TOM NIGHTINGALE: She says it's supported by local landholders, and a fence two metres tall will prevent the two dingoes escaping.

SHAKIRA TODD: Inside that 10 hectare fence area will be another enclosure so where they'll be housed the majority of the time.

And then they'll be let out to exercise in that 10 hectare area, so that 10 hectare area perimeter will be spread with three metre high fences with dig proof skirting which will be pinned to the ground and of course prevention to stop the dingoes from jumping over the fence.

And they'll be monitored daily, that fence line will be checked by volunteers to ensure there hasn't been any breaches to the perimeter, so to definitely minimise any dingo escapes so there will be no threat to neighbouring livestock.

TOM NIGHTINGALE: Australia's farmers have long been against dingoes because they prey on livestock.

Gerald Leach from the Victorian Farmers Federation is sceptical about the project.

GERALD LEACH: The important thing Tom is that we must ask the question, what is the objective of this project?

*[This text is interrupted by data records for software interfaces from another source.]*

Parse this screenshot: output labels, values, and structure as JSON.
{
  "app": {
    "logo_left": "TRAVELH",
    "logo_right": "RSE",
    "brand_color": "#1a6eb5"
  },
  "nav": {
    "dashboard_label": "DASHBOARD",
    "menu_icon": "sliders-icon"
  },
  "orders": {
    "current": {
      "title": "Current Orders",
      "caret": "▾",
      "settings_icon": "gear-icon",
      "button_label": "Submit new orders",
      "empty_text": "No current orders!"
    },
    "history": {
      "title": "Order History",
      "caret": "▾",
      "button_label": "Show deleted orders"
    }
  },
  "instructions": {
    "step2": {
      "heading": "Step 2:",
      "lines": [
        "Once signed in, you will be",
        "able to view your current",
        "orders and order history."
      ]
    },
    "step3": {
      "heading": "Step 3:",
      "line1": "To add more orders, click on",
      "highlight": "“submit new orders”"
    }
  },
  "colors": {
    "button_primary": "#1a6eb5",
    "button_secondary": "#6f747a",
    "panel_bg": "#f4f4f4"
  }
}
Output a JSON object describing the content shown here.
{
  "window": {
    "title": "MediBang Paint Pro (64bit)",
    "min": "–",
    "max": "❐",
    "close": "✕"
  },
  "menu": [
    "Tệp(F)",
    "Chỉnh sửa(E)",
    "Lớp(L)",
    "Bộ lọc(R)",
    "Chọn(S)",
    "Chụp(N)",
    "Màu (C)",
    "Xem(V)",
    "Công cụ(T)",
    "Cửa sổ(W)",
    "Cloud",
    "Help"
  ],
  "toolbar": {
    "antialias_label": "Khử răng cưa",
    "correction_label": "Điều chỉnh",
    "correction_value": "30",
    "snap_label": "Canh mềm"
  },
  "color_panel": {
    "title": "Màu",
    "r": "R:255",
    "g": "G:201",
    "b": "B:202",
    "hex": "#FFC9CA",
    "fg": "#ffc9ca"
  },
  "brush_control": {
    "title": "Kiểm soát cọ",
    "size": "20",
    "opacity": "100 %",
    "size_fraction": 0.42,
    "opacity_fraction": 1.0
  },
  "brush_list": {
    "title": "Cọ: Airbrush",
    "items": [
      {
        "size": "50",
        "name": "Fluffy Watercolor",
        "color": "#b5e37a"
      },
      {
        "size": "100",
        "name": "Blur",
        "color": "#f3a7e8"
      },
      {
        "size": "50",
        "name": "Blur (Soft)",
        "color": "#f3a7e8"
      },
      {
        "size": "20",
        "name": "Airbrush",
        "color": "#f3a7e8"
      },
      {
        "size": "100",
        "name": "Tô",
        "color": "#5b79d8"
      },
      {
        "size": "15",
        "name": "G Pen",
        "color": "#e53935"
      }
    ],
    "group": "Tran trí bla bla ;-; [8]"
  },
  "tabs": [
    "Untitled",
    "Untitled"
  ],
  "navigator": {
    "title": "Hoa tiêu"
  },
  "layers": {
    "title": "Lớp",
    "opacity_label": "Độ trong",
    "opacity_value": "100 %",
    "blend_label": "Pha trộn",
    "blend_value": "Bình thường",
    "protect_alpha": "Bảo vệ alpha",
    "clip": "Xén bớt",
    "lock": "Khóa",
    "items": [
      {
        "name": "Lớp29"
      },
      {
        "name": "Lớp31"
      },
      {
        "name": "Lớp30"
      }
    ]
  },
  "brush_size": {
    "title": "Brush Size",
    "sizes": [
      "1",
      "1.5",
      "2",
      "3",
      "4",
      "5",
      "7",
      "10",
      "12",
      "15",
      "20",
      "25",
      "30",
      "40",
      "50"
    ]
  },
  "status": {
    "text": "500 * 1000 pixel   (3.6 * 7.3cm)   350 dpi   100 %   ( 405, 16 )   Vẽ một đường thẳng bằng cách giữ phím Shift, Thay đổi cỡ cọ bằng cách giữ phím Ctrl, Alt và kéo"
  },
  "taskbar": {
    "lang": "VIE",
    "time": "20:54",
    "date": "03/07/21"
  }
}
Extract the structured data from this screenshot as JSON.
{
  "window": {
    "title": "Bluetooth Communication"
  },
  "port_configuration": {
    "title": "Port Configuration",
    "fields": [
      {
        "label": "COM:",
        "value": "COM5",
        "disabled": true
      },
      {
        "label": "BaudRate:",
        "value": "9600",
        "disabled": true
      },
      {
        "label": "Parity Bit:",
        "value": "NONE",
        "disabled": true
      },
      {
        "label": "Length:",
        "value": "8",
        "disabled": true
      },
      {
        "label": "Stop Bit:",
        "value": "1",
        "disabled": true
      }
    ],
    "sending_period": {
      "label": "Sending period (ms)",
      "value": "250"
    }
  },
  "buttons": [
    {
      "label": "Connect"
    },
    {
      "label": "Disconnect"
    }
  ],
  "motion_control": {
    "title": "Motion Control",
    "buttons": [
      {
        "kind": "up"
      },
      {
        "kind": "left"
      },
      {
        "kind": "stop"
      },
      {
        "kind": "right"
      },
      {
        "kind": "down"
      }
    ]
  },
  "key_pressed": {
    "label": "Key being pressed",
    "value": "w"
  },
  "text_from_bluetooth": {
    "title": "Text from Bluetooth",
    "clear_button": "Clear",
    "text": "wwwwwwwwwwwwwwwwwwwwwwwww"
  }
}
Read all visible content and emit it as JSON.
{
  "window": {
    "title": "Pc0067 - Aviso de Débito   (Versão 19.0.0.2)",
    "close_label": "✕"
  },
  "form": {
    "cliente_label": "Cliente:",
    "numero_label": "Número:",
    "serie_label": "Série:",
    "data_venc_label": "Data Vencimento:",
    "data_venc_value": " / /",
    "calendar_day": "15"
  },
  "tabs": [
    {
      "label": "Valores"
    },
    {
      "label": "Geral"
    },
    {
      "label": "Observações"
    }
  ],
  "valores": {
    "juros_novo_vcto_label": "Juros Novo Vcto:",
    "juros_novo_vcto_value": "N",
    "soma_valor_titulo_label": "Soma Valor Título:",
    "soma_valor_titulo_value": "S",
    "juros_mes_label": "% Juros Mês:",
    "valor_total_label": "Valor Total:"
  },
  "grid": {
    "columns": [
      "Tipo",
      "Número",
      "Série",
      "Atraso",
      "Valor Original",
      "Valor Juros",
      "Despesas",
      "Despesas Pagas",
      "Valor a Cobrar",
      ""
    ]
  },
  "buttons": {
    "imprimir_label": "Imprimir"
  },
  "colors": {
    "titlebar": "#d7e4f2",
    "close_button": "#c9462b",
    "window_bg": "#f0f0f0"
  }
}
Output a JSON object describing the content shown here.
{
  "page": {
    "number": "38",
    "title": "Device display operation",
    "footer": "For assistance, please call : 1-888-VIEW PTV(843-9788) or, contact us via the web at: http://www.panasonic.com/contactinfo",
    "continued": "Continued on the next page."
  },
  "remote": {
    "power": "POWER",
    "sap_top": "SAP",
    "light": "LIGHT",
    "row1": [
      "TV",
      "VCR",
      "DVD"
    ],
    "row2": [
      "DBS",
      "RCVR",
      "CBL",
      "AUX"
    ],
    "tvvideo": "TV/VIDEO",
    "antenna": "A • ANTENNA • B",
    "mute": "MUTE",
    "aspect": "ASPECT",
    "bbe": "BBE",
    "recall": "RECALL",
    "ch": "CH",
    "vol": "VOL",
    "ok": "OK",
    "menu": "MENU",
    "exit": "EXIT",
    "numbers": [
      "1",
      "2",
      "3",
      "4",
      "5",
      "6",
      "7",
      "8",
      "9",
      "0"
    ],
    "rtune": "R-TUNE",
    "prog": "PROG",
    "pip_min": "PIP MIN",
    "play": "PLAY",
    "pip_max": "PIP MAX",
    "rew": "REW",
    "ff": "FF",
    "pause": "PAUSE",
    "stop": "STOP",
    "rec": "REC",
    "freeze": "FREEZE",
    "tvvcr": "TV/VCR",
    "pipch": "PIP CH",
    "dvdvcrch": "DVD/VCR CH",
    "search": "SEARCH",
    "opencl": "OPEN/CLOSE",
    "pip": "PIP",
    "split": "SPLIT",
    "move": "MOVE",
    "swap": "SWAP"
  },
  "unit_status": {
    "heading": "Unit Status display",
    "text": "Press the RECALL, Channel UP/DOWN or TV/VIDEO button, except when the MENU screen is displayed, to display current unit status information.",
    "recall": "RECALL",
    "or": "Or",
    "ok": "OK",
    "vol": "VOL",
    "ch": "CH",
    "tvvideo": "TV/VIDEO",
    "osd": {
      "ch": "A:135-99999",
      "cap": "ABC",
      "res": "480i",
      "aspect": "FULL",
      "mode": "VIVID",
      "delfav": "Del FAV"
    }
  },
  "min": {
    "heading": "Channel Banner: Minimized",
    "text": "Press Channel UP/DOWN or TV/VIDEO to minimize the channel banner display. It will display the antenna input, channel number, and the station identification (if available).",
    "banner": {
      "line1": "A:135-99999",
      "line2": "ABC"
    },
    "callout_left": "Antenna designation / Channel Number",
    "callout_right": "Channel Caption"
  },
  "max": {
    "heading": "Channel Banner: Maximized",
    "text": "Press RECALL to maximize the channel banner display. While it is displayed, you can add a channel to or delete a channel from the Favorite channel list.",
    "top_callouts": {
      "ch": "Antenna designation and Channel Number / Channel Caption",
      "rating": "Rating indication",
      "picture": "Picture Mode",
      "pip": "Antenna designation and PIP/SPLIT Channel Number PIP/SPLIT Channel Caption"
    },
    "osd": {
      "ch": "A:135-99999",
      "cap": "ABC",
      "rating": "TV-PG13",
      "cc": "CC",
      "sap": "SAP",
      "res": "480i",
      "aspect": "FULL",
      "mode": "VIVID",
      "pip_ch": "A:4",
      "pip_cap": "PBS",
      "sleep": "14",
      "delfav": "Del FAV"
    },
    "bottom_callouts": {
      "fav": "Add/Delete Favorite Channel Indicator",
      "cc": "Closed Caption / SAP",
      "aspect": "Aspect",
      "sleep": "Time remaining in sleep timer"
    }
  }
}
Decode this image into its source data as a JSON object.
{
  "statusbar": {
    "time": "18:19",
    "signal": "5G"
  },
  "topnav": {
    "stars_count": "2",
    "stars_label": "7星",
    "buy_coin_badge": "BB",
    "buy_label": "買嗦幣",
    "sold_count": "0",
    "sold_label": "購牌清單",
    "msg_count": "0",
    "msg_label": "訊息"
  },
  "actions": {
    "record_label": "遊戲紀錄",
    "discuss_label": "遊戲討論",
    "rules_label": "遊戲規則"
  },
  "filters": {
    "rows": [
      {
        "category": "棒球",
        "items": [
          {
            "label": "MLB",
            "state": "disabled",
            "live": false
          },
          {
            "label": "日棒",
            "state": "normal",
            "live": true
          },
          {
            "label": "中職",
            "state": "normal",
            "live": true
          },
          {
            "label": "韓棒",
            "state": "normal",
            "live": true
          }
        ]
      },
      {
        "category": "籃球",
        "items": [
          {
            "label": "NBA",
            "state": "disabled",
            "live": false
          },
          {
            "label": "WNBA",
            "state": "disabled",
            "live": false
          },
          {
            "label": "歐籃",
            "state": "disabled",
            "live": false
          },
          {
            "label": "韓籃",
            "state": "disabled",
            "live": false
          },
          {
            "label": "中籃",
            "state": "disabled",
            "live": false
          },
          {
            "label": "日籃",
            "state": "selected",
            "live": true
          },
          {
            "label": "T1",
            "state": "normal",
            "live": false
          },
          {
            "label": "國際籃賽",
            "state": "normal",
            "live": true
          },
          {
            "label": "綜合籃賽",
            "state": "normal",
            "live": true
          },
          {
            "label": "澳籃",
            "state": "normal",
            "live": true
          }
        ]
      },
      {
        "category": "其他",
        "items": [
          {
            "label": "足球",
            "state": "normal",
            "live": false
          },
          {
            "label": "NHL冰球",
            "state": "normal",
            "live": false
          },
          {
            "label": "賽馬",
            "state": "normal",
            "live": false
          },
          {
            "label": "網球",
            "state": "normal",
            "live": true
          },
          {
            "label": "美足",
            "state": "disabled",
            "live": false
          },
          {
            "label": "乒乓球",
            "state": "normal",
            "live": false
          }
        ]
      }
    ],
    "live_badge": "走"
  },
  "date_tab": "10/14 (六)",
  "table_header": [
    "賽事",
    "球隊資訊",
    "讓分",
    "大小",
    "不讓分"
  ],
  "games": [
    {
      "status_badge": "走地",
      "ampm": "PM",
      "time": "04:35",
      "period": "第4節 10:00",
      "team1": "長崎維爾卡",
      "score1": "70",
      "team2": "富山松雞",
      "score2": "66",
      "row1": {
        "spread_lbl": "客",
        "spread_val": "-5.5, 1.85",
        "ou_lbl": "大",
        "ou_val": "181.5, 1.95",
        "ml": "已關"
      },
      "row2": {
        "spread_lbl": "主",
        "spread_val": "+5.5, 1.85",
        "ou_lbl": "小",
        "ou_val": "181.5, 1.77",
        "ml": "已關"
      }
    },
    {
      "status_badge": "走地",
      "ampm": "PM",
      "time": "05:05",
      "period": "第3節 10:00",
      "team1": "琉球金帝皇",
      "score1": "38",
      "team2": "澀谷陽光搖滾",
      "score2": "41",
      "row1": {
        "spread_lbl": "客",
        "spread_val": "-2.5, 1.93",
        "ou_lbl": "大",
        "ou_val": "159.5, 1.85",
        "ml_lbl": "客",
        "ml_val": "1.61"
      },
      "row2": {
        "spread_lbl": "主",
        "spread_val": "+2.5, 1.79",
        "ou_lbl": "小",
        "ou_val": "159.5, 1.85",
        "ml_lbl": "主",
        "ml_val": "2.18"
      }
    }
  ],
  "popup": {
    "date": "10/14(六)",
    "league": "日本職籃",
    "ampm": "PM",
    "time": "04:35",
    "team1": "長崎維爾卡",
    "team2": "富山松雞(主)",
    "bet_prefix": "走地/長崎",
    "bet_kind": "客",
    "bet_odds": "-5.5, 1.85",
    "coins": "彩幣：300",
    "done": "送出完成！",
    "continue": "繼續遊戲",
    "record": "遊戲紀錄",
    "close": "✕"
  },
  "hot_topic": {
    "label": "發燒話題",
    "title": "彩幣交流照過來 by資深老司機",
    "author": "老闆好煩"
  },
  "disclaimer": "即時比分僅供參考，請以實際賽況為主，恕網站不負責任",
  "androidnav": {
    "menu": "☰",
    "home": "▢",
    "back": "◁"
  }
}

If the objective is to demonstrate that the dingoes will control the foxes and other predators, such as wild cats, is it really going to be able to be extrapolated onto a much broader scale?

That's why we're sceptical, because we don't think that a very small scale project like this will necessarily prove anything.

TOM NIGHTINGALE: What would prove it?

GERALD LEACH: Quite frankly I can't see how it can possibly work on a large scale, because once you get onto a large scale, I'm talking about where you have dingoes having open access to domestic livestock, then obviously the domestic livestock are natural prey for the dingo.

TOM NIGHTINGALE: The dingoes are expected to be introduced within a month or two.

ELEANOR HALL: Tom Nightingale with our report.